__Description of the task__.
Retype each entry below precisely as it reads.

__Given data__.
- Opening Delimiter -
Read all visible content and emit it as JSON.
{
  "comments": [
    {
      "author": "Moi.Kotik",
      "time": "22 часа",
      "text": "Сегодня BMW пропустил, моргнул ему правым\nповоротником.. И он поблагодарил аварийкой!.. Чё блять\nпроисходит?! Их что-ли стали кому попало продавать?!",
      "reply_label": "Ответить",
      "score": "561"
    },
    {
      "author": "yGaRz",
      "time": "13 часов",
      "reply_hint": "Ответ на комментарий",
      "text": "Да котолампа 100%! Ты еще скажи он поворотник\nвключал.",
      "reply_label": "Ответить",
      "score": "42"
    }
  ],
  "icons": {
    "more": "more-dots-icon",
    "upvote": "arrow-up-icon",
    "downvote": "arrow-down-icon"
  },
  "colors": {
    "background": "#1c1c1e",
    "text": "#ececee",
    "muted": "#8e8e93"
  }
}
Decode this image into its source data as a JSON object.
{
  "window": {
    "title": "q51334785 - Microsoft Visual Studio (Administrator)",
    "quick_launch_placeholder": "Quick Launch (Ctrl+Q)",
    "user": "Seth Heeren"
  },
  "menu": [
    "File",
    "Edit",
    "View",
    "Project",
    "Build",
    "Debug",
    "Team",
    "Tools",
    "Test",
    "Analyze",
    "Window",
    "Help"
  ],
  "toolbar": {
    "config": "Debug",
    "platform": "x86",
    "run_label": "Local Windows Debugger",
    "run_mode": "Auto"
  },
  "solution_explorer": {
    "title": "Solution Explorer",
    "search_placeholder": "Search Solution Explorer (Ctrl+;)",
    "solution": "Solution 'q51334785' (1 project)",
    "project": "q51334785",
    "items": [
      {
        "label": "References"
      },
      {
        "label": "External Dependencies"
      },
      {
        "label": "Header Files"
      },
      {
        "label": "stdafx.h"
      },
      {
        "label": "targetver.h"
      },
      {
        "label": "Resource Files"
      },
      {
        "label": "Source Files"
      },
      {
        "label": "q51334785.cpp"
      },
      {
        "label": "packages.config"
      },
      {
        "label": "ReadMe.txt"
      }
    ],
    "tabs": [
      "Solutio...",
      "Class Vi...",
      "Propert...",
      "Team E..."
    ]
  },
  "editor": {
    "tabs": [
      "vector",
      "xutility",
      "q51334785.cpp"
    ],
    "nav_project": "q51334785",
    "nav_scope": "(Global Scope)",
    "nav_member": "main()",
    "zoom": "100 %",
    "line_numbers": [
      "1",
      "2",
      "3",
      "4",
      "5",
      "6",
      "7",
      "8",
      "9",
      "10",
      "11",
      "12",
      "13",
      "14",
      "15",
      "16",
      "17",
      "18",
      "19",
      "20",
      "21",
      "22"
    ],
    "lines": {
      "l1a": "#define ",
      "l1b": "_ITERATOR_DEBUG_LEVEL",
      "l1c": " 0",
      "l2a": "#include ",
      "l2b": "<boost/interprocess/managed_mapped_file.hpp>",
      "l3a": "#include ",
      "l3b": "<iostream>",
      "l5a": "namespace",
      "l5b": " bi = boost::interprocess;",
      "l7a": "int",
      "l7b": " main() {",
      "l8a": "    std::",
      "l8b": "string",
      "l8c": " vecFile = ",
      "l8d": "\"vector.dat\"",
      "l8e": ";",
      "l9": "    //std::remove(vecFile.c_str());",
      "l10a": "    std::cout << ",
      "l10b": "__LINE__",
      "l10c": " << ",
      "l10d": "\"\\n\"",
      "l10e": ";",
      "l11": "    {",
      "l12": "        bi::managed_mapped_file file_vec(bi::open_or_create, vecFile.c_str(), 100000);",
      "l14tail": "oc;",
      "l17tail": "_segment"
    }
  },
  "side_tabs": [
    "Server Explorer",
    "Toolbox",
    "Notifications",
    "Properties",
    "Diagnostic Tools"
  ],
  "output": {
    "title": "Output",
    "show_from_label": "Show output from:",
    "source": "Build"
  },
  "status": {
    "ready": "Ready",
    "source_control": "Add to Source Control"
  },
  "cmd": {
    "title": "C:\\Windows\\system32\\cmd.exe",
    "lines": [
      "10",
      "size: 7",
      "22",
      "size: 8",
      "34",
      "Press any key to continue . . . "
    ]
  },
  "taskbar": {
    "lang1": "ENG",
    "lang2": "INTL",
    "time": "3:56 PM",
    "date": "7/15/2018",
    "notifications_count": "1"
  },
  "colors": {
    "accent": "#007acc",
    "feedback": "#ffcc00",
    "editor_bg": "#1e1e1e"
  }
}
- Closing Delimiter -
__Response area__.
Read all visible content and emit it as JSON.
{
  "comments": [
    {
      "author": "Moi.Kotik",
      "time": "22 часа",
      "text": "Сегодня BMW пропустил, моргнул ему правым\nповоротником.. И он поблагодарил аварийкой!.. Чё блять\nпроисходит?! Их что-ли стали кому попало продавать?!",
      "reply_label": "Ответить",
      "score": "561"
    },
    {
      "author": "yGaRz",
      "time": "13 часов",
      "reply_hint": "Ответ на комментарий",
      "text": "Да котолампа 100%! Ты еще скажи он поворотник\nвключал.",
      "reply_label": "Ответить",
      "score": "42"
    }
  ],
  "icons": {
    "more": "more-dots-icon",
    "upvote": "arrow-up-icon",
    "downvote": "arrow-down-icon"
  },
  "colors": {
    "background": "#1c1c1e",
    "text": "#ececee",
    "muted": "#8e8e93"
  }
}
Decode this image into its source data as a JSON object.
{
  "window": {
    "title": "q51334785 - Microsoft Visual Studio (Administrator)",
    "quick_launch_placeholder": "Quick Launch (Ctrl+Q)",
    "user": "Seth Heeren"
  },
  "menu": [
    "File",
    "Edit",
    "View",
    "Project",
    "Build",
    "Debug",
    "Team",
    "Tools",
    "Test",
    "Analyze",
    "Window",
    "Help"
  ],
  "toolbar": {
    "config": "Debug",
    "platform": "x86",
    "run_label": "Local Windows Debugger",
    "run_mode": "Auto"
  },
  "solution_explorer": {
    "title": "Solution Explorer",
    "search_placeholder": "Search Solution Explorer (Ctrl+;)",
    "solution": "Solution 'q51334785' (1 project)",
    "project": "q51334785",
    "items": [
      {
        "label": "References"
      },
      {
        "label": "External Dependencies"
      },
      {
        "label": "Header Files"
      },
      {
        "label": "stdafx.h"
      },
      {
        "label": "targetver.h"
      },
      {
        "label": "Resource Files"
      },
      {
        "label": "Source Files"
      },
      {
        "label": "q51334785.cpp"
      },
      {
        "label": "packages.config"
      },
      {
        "label": "ReadMe.txt"
      }
    ],
    "tabs": [
      "Solutio...",
      "Class Vi...",
      "Propert...",
      "Team E..."
    ]
  },
  "editor": {
    "tabs": [
      "vector",
      "xutility",
      "q51334785.cpp"
    ],
    "nav_project": "q51334785",
    "nav_scope": "(Global Scope)",
    "nav_member": "main()",
    "zoom": "100 %",
    "line_numbers": [
      "1",
      "2",
      "3",
      "4",
      "5",
      "6",
      "7",
      "8",
      "9",
      "10",
      "11",
      "12",
      "13",
      "14",
      "15",
      "16",
      "17",
      "18",
      "19",
      "20",
      "21",
      "22"
    ],
    "lines": {
      "l1a": "#define ",
      "l1b": "_ITERATOR_DEBUG_LEVEL",
      "l1c": " 0",
      "l2a": "#include ",
      "l2b": "<boost/interprocess/managed_mapped_file.hpp>",
      "l3a": "#include ",
      "l3b": "<iostream>",
      "l5a": "namespace",
      "l5b": " bi = boost::interprocess;",
      "l7a": "int",
      "l7b": " main() {",
      "l8a": "    std::",
      "l8b": "string",
      "l8c": " vecFile = ",
      "l8d": "\"vector.dat\"",
      "l8e": ";",
      "l9": "    //std::remove(vecFile.c_str());",
      "l10a": "    std::cout << ",
      "l10b": "__LINE__",
      "l10c": " << ",
      "l10d": "\"\\n\"",
      "l10e": ";",
      "l11": "    {",
      "l12": "        bi::managed_mapped_file file_vec(bi::open_or_create, vecFile.c_str(), 100000);",
      "l14tail": "oc;",
      "l17tail": "_segment"
    }
  },
  "side_tabs": [
    "Server Explorer",
    "Toolbox",
    "Notifications",
    "Properties",
    "Diagnostic Tools"
  ],
  "output": {
    "title": "Output",
    "show_from_label": "Show output from:",
    "source": "Build"
  },
  "status": {
    "ready": "Ready",
    "source_control": "Add to Source Control"
  },
  "cmd": {
    "title": "C:\\Windows\\system32\\cmd.exe",
    "lines": [
      "10",
      "size: 7",
      "22",
      "size: 8",
      "34",
      "Press any key to continue . . . "
    ]
  },
  "taskbar": {
    "lang1": "ENG",
    "lang2": "INTL",
    "time": "3:56 PM",
    "date": "7/15/2018",
    "notifications_count": "1"
  },
  "colors": {
    "accent": "#007acc",
    "feedback": "#ffcc00",
    "editor_bg": "#1e1e1e"
  }
}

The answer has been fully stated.